*** Begin section ***

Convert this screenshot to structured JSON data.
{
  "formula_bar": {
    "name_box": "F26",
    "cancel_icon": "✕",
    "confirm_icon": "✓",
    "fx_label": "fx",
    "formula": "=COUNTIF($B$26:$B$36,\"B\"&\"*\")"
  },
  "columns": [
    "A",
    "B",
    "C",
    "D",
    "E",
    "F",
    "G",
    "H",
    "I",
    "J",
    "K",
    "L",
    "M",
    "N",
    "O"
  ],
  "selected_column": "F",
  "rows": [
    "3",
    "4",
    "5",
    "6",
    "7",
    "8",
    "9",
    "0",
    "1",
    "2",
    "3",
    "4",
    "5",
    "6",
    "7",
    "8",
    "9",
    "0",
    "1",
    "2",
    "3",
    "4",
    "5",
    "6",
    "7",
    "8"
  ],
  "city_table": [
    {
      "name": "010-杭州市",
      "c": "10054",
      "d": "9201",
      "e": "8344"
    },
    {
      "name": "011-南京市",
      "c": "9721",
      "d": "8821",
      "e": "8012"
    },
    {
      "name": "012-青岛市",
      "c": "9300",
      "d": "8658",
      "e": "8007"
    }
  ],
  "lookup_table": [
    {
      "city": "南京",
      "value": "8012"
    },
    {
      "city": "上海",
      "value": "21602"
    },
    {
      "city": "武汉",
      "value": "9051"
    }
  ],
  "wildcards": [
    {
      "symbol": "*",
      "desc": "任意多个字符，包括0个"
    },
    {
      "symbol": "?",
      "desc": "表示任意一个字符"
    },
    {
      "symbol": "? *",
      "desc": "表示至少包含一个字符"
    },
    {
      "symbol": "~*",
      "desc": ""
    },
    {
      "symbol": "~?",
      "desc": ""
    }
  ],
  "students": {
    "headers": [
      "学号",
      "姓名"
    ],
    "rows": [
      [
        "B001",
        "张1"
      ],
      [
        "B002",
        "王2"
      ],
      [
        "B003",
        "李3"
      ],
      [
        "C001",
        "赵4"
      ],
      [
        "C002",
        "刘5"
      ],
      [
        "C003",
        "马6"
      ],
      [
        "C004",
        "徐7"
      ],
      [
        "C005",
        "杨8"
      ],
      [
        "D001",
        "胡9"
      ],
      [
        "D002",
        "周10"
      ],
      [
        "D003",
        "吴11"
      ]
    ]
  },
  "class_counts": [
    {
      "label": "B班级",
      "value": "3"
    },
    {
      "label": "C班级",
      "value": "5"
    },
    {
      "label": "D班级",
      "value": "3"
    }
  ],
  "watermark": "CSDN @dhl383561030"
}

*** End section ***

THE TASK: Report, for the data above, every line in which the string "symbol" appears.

OUTPUT:
      "symbol": "*",
      "symbol": "?",
      "symbol": "? *",
      "symbol": "~*",
      "symbol": "~?",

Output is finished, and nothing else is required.